Task to carry out:
Extract each line of the records below that contains the word "score".

Data for analysis:

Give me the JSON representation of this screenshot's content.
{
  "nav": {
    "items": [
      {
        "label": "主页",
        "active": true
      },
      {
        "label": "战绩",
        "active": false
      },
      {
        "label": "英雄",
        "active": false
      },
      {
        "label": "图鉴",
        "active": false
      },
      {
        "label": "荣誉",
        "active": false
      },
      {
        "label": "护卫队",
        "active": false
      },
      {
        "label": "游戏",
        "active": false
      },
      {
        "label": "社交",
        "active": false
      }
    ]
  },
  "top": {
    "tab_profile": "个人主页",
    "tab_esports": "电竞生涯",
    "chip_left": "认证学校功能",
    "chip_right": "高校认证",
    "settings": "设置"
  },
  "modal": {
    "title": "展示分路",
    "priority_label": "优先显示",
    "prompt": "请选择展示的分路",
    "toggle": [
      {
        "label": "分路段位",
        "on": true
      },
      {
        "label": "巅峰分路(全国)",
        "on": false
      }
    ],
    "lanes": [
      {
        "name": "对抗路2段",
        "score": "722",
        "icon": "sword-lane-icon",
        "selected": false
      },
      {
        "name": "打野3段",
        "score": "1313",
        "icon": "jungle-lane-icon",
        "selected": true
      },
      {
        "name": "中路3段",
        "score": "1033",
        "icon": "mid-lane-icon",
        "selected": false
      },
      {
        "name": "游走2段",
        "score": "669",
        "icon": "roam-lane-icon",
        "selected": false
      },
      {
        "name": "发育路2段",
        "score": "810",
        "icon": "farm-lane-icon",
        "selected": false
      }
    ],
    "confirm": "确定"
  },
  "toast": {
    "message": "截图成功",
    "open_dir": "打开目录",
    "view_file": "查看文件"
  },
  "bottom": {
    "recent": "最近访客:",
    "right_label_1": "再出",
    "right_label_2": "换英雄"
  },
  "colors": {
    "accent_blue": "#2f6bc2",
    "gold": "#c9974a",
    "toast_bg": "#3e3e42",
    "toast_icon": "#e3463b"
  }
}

Written answer:
        "score": "722",
        "score": "1313",
        "score": "1033",
        "score": "669",
        "score": "810",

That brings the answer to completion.